BICE stands for “Best Interests Contract Exemption,” which is the new rule the U.S. Department of Labor is implementing this month with full phase by January 1, 2018. This BICE contract would govern a financial advisor’s, or stockbroker’s ability to earn commissions and give investment advice.
Another key feature of this new rule requires an advisor to give full disclosure regarding the nature of the investment products they are selling and the amount of commission and/or fees associated. With a contract to do the best for the client and then full disclosure of compensation, the goal is to protect the client’s money.
My take on the affect all this new regulation will have is that the small investor with an IRA account of under $200,000, for example, will be pushed aside and no longer have access to good advice. That’s because the new ruling pushes compensation down for financial advisors and increases their liability in working with clients, so they will not see much reason to risk themselves for the small guy, so to speak. What’s more troublesome is that this “best interests” contract allows the client to sue if they feel they did not receive advice that was in their best interest.
Attorneys love these open-ended contracts that can allow a court to be subjective. They will make more money, advisors will lose income while tripling their liability, and many clients will not have access to quality assistance. Is the goal of protecting the client being reached? Not in my judgment. Only attorneys win — the agent and client are the losers.

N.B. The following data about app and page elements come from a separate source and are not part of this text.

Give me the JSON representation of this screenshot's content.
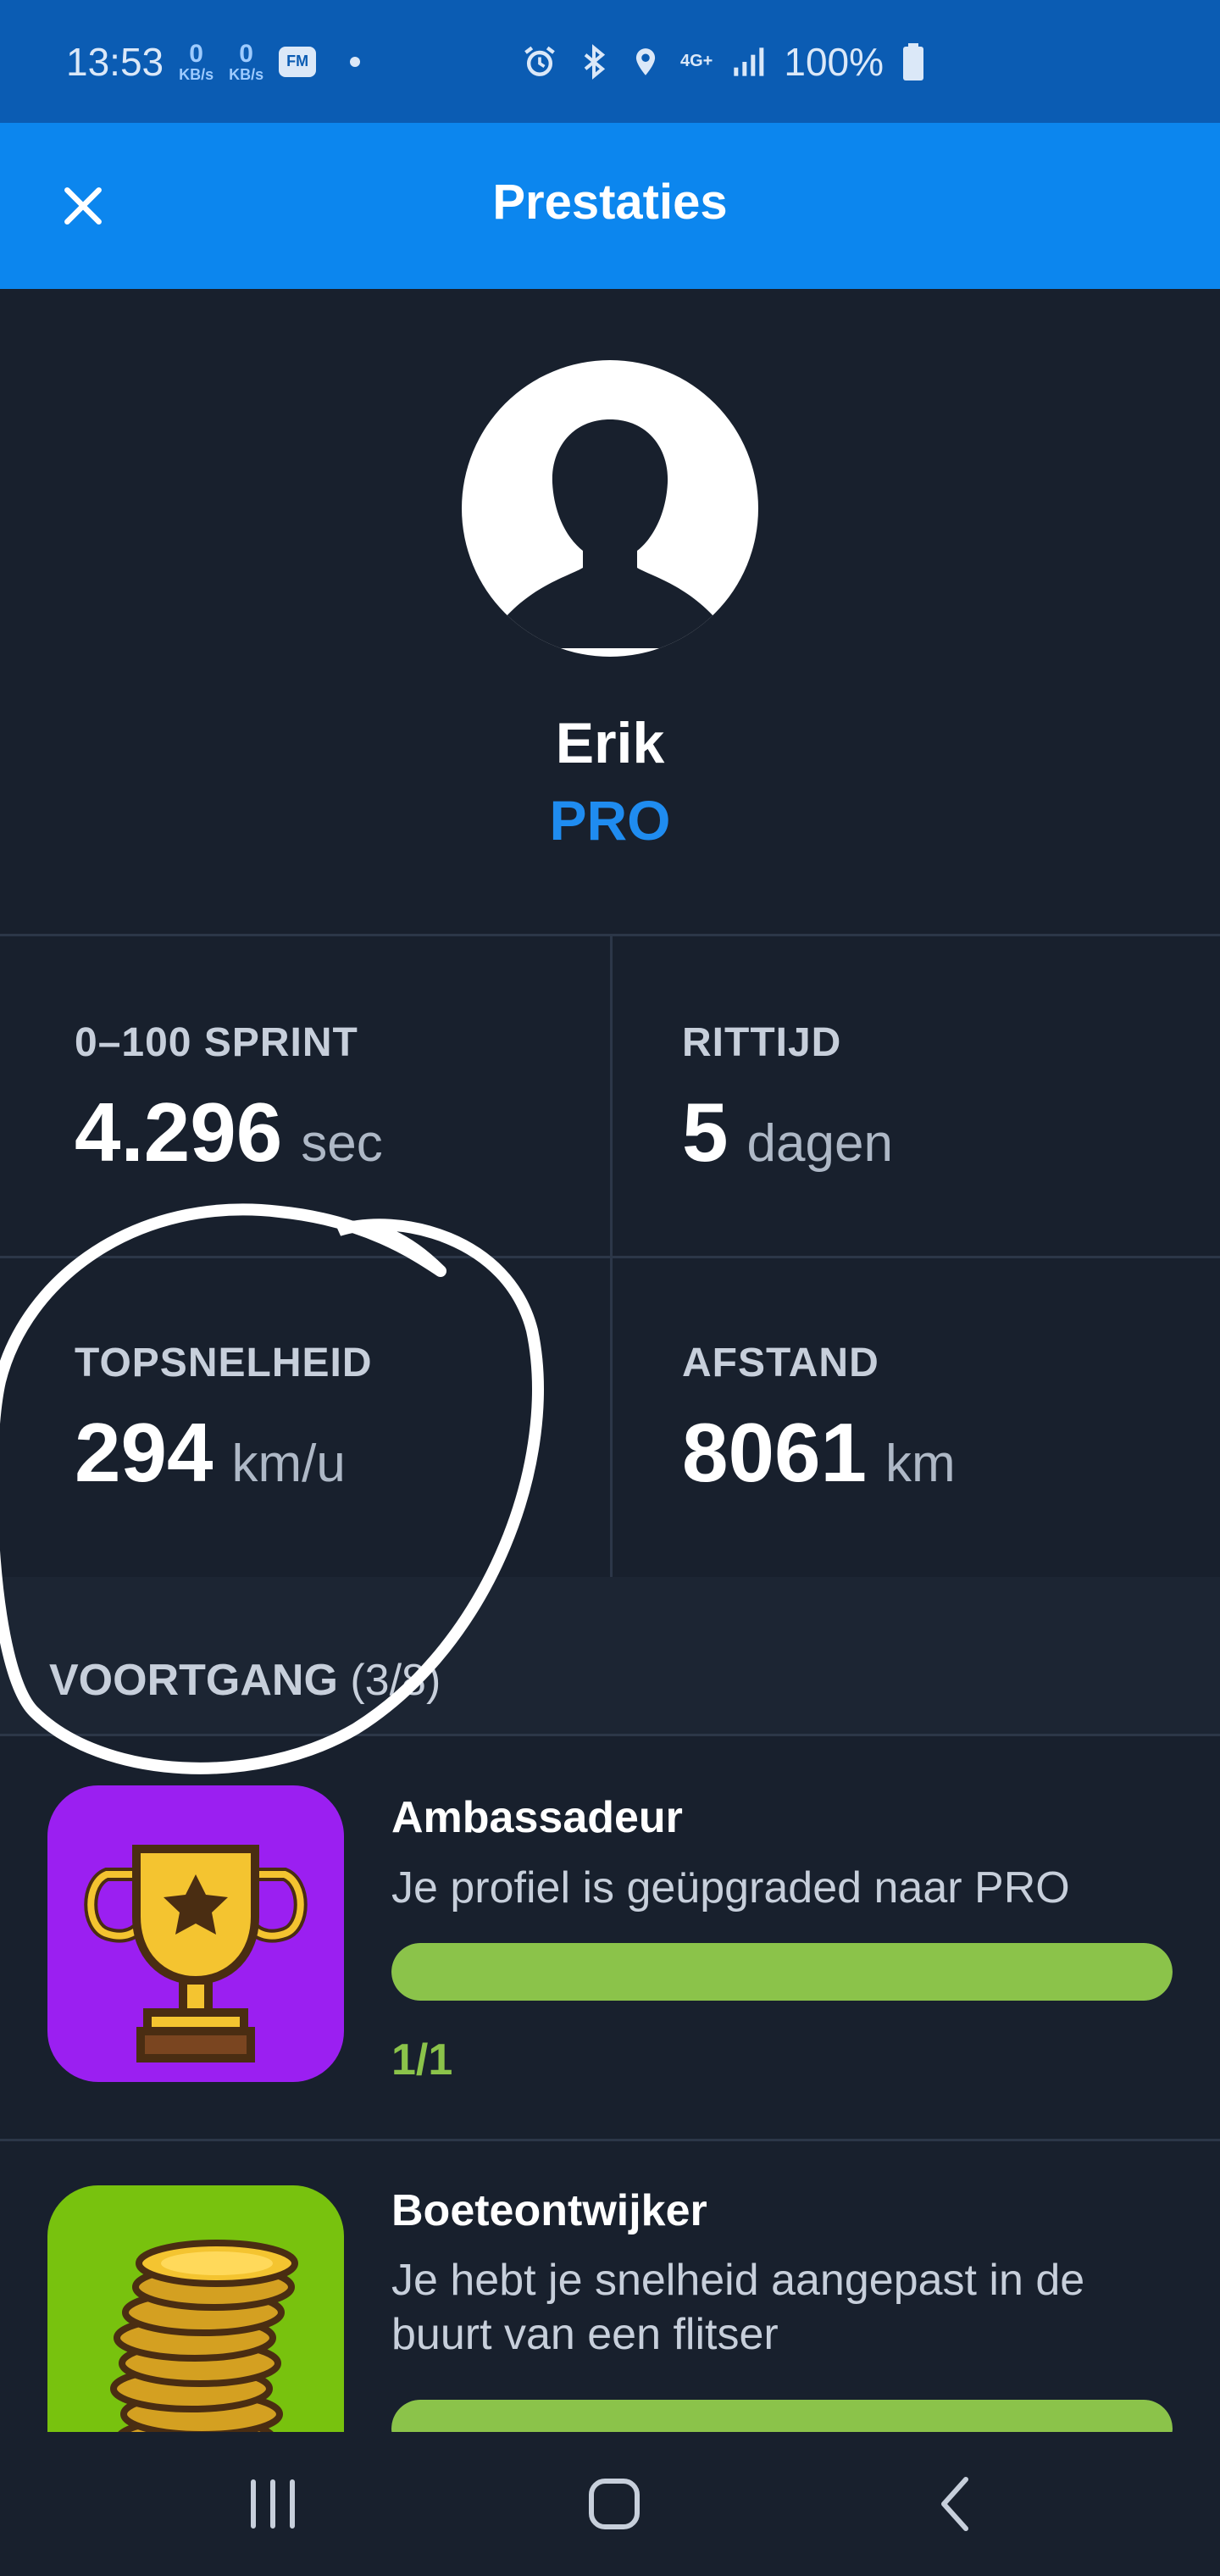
{
  "status_bar": {
    "time": "13:53",
    "net_down_value": "0",
    "net_down_unit": "KB/s",
    "net_up_value": "0",
    "net_up_unit": "KB/s",
    "fm_label": "FM",
    "network_type": "4G+",
    "battery": "100%"
  },
  "app_bar": {
    "title": "Prestaties",
    "close_icon": "close-icon"
  },
  "profile": {
    "name": "Erik",
    "badge": "PRO"
  },
  "stats": [
    {
      "label": "0–100 SPRINT",
      "value": "4.296",
      "unit": "sec"
    },
    {
      "label": "RITTIJD",
      "value": "5",
      "unit": "dagen"
    },
    {
      "label": "TOPSNELHEID",
      "value": "294",
      "unit": "km/u"
    },
    {
      "label": "AFSTAND",
      "value": "8061",
      "unit": "km"
    }
  ],
  "progress": {
    "label": "VOORTGANG",
    "count": "(3/8)"
  },
  "achievements": [
    {
      "title": "Ambassadeur",
      "description": "Je profiel is geüpgraded naar PRO",
      "progress_fraction": 1.0,
      "count": "1/1",
      "icon": "trophy-icon",
      "icon_bg": "#9b1ff1"
    },
    {
      "title": "Boeteontwijker",
      "description": "Je hebt je snelheid aangepast in de buurt van een flitser",
      "progress_fraction": 1.0,
      "icon": "coins-icon",
      "icon_bg": "#78c20e"
    }
  ],
  "colors": {
    "status_bar": "#0b5cb3",
    "app_bar": "#0c86ee",
    "background": "#18202d",
    "accent_blue": "#1f8cf0",
    "progress_green": "#8bc34a"
  }
}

As this plays out over the next few years, I believe we will see another example of government overreach and creating more problems than it solves with BICE.